Rich Galen

from the Vail Valley Business Forum--Vail, Colorado

We’ve discussed this before, but polls taken in August are something less than determinative of a result in a caucus or primary in the next January or February.

Nevertheless, if a poll is taken it is better to first than seventh. In the latest Gallup poll, Sen. Hillary Clinton (D-NY) comes in first with 42% of those polled and Sen. Joe Biden (D-Del) comes in seventh with about one percent if Al Gore is included.

That’s not the worst news for Biden. If you take Al Gore out of the survey, at one percent he has half of the support of Dennis Kucinich (D-Mars) who, at 2%, slides in ahead of both Biden and Sen. Chris Dodd (D-Conn).

Gore, by the way, continues to receive support from 15% of Democrats and Independents who lean Democratic.
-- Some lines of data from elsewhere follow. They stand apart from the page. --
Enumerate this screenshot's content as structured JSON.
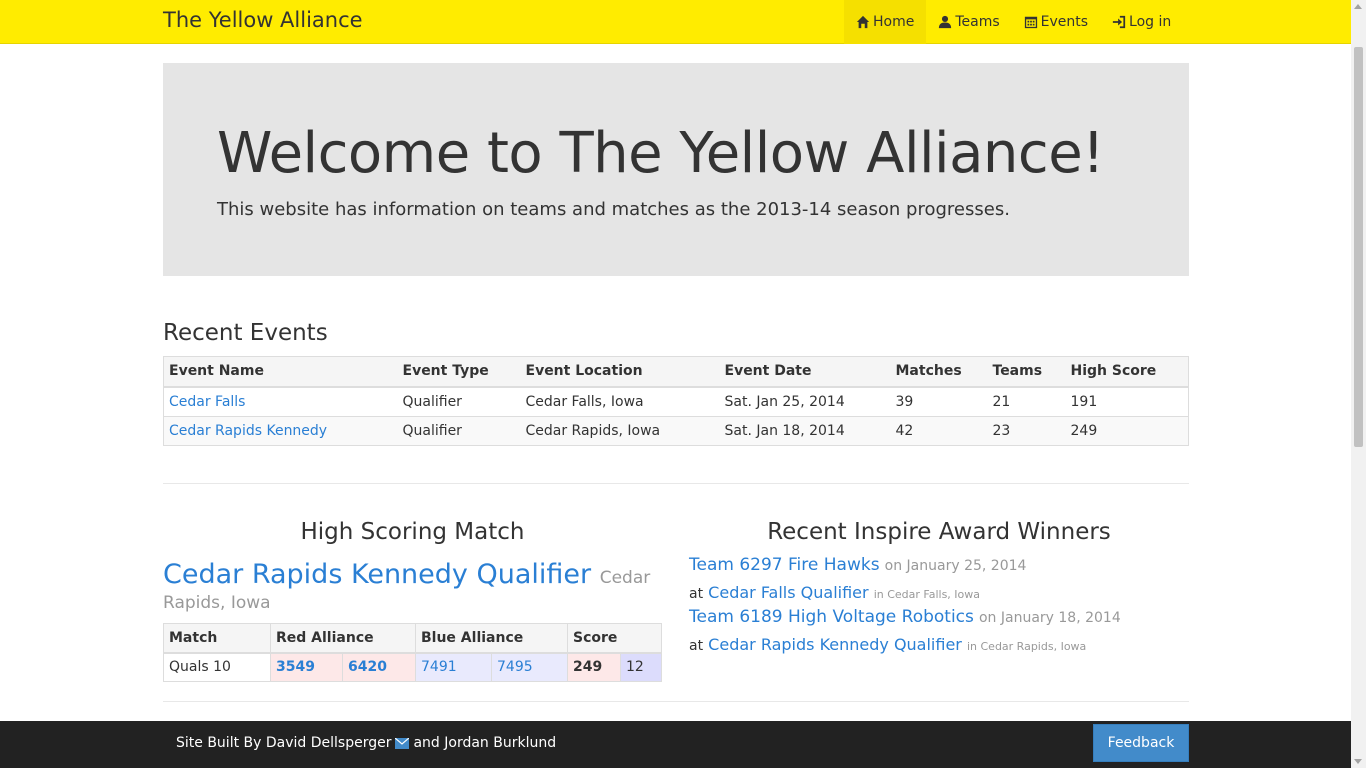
{
  "navbar": {
    "brand": "The Yellow Alliance",
    "items": [
      {
        "label": "Home",
        "icon": "home-icon"
      },
      {
        "label": "Teams",
        "icon": "user-icon"
      },
      {
        "label": "Events",
        "icon": "calendar-icon"
      },
      {
        "label": "Log in",
        "icon": "login-icon"
      }
    ]
  },
  "jumbotron": {
    "title": "Welcome to The Yellow Alliance!",
    "subtitle": "This website has information on teams and matches as the 2013-14 season progresses."
  },
  "recent_events": {
    "title": "Recent Events",
    "columns": [
      "Event Name",
      "Event Type",
      "Event Location",
      "Event Date",
      "Matches",
      "Teams",
      "High Score"
    ],
    "rows": [
      [
        "Cedar Falls",
        "Qualifier",
        "Cedar Falls, Iowa",
        "Sat. Jan 25, 2014",
        "39",
        "21",
        "191"
      ],
      [
        "Cedar Rapids Kennedy",
        "Qualifier",
        "Cedar Rapids, Iowa",
        "Sat. Jan 18, 2014",
        "42",
        "23",
        "249"
      ]
    ]
  },
  "high_scoring": {
    "title": "High Scoring Match",
    "event_name": "Cedar Rapids Kennedy Qualifier",
    "event_location": "Cedar Rapids, Iowa",
    "columns": [
      "Match",
      "Red Alliance",
      "Blue Alliance",
      "Score"
    ],
    "match": {
      "name": "Quals 10",
      "red": [
        "3549",
        "6420"
      ],
      "blue": [
        "7491",
        "7495"
      ],
      "red_score": "249",
      "blue_score": "12"
    }
  },
  "inspire": {
    "title": "Recent Inspire Award Winners",
    "winners": [
      {
        "team": "Team 6297 Fire Hawks",
        "date": "on January 25, 2014",
        "at": "at",
        "event": "Cedar Falls Qualifier",
        "location": "in Cedar Falls, Iowa"
      },
      {
        "team": "Team 6189 High Voltage Robotics",
        "date": "on January 18, 2014",
        "at": "at",
        "event": "Cedar Rapids Kennedy Qualifier",
        "location": "in Cedar Rapids, Iowa"
      }
    ]
  },
  "footer": {
    "built_by": "Site Built By David Dellsperger",
    "and": "and Jordan Burklund",
    "feedback": "Feedback"
  },
  "colors": {
    "navbar": "#ffec00",
    "link": "#2a7fd4",
    "footer": "#222222",
    "feedback_button": "#428bca"
  }
}
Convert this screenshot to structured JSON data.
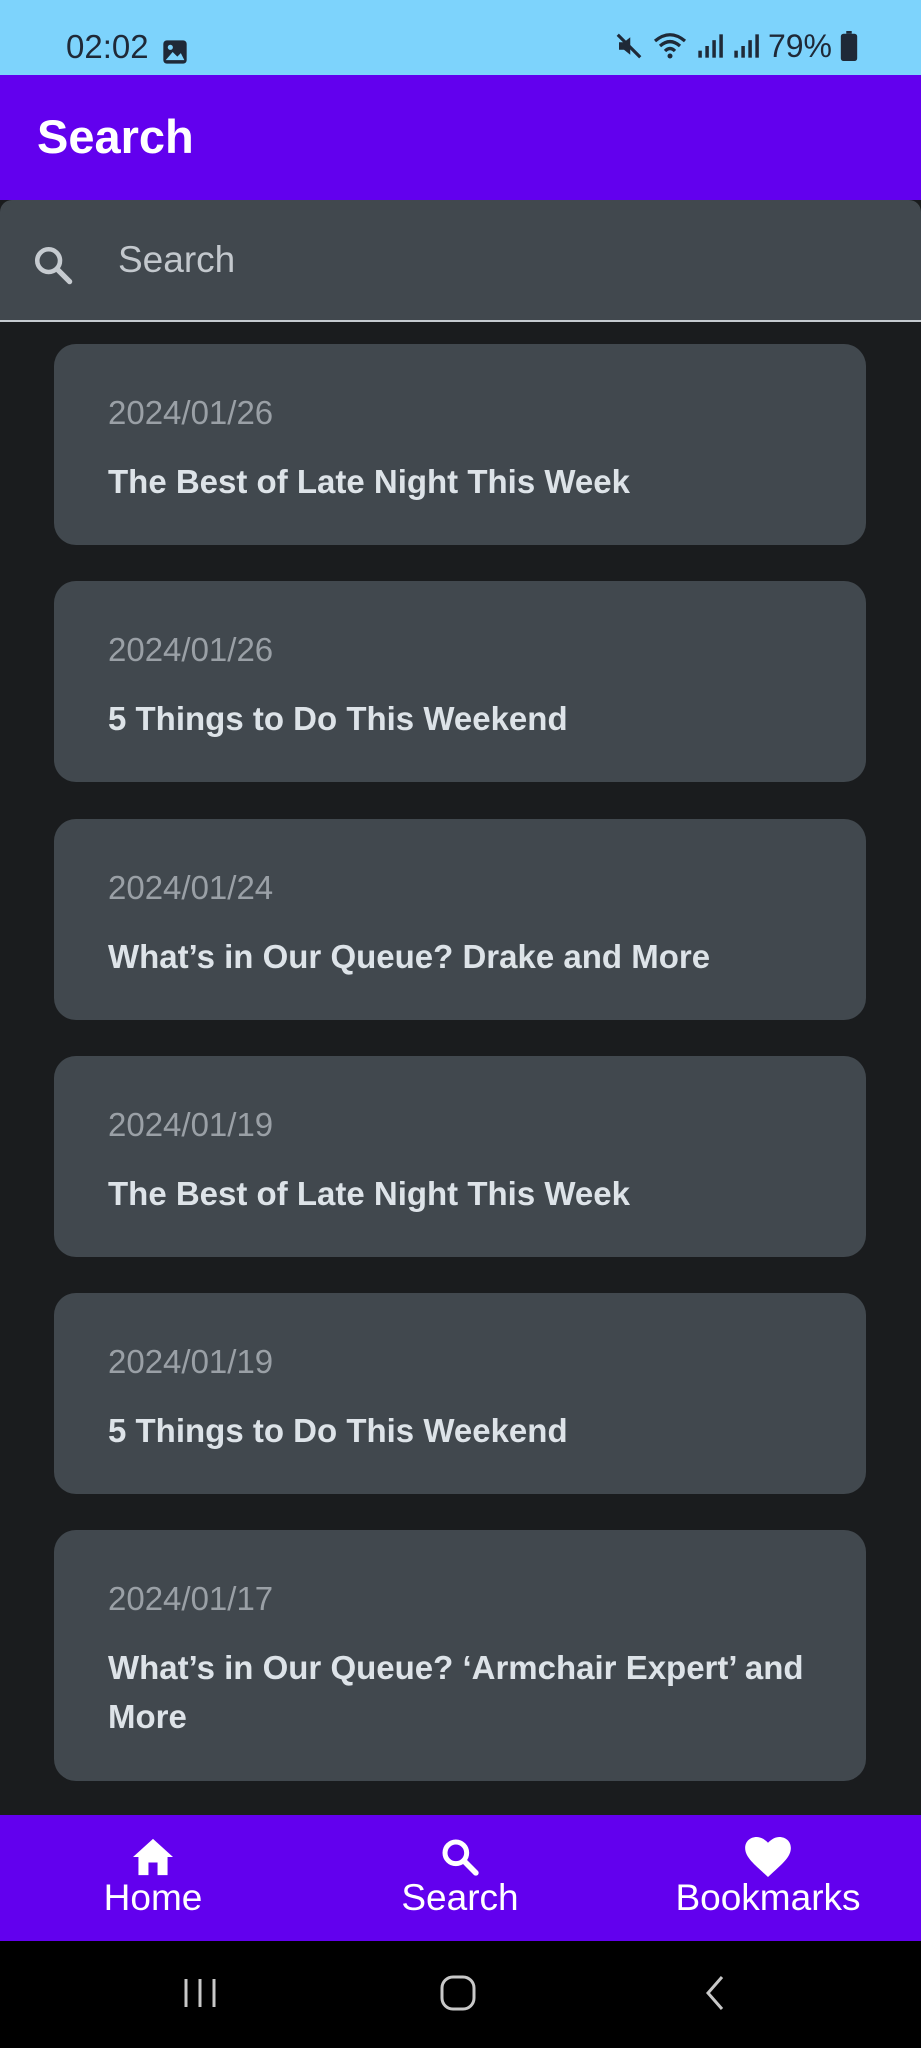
{
  "status_bar": {
    "time": "02:02",
    "battery": "79%",
    "icons": [
      "photo-icon",
      "mute-icon",
      "wifi-icon",
      "signal-icon",
      "signal-icon",
      "battery-icon"
    ]
  },
  "app_bar": {
    "title": "Search"
  },
  "search": {
    "placeholder": "Search",
    "value": ""
  },
  "results": [
    {
      "date": "2024/01/26",
      "title": "The Best of Late Night This Week"
    },
    {
      "date": "2024/01/26",
      "title": "5 Things to Do This Weekend"
    },
    {
      "date": "2024/01/24",
      "title": "What’s in Our Queue? Drake and More"
    },
    {
      "date": "2024/01/19",
      "title": "The Best of Late Night This Week"
    },
    {
      "date": "2024/01/19",
      "title": "5 Things to Do This Weekend"
    },
    {
      "date": "2024/01/17",
      "title": "What’s in Our Queue? ‘Armchair Expert’ and More"
    }
  ],
  "bottom_nav": {
    "items": [
      {
        "label": "Home",
        "icon": "home-icon"
      },
      {
        "label": "Search",
        "icon": "search-icon"
      },
      {
        "label": "Bookmarks",
        "icon": "heart-icon"
      }
    ]
  },
  "colors": {
    "primary": "#6200ee",
    "status_bar": "#7dd3fc",
    "background": "#1a1c1e",
    "card": "#41484e"
  }
}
But that’s not the interesting thing about this poll and other recent national polls. What is interesting, and what has become regular chatter among many national political reporters is the fact that while Clinton has been edging up in the polls; Sen. Barack Obama (D-Ill) has been stuck in the low to mid 20’s.

According to the Gallup analysis, Clinton has “stretched her mid-July 12-point lead over Illinois Senator Barack Obama to 22 points.” The latest poll (without Gore) has Hillary at 48% and Obama at 25%.

The Clinton campaign is, in real terms, the fourth or fifth George W. Bush campaign.

The strategy of the Bush campaigns was to raise not just a boatload of money, but to raise a Nimitz-class aircraft carrier full of money and simply continue to wash away his opponents’ support.

Bush did that in 2000 and 2004. Arnold Schwarzenegger adapted the concept in his re-election campaign last November (which was populated from the top down with former Bush staffers including The Lad who was deputy to campaign manager Steve Schmidt) and got about 56% of the vote as a Republican in Blue-State-California.

The 2008 campaign of Sen. John McCain (R-Ariz) was supposed to be another massive fund-raising and tsunami-level power campaign. Unfortunately the money didn’t come in and the campaign had to reorganize in July.

If you examine the overall look and feel of the Clinton campaign it is very much like Bush-Bush-Arnold: Huge staff, incredibly active and nimble communications operation, enormous fund-raising capability, lots and lots of candidate appearances and steadily increasing numbers while her opponents are reduced to swimming upstream.

The bloom began to come off the Obama rose at the first debate when he fumbled a fairly simple question about how he, as President, would react to another terror attack on the US homeland.

Comments about meeting with anti-American dictators and launching an attack on Pakistan have eroded the support of even those anti-Hillary Democrats who otherwise agree with him on the war in Iraq.

While TV talking-heads keep saying this will be a “change election,” the flat-lining of Obama’s campaign since his lack of depth in foreign affairs has become a centerpiece of the Clinton campaign tells me that even Democrats understand we are a country at war.

That means … this is going to be a National Security election. Again.

In that Gallup poll Hillary leads Barack among those 55 years and older – the group most likely to vote – by a whopping 31 percentage points: 51-20.

Those AARP Democrats learned their politics during the turbulent 1960’s so they should be more willing than younger groups to listen and respond to Obama’s anti-war message, but they are clearly signaling they understand this is not the time for on-the-job training.

The Clinton campaign, of course, will not say this aloud, because her staff doesn’t want to get drowned in the Left wing blogatorium which is inhabited by young and very young Liberals who are likely to make a lot of noise in August, but not very likely to vote in January and February.

Clinton will pivot to a tough – very tough – foreign policy stance the second she has the nomination in sight because she knows this will be a National Security election.

On the Secret Decoder Ring page today: A link to the Gallup Poll; a Mullfoto which is a throwback to the ‘60s; and a Catchy Caption of the Day.

Also, if you haven’t yet, you should check out the Mullblog!. There is interesting stuff there and, you can respond for the whole world to see.


Rich Galen

Rich Galen has been a press secretary to Dan Quayle and Newt Gingrich. Rich Galen currently works as a journalist and writes at Mullings.com.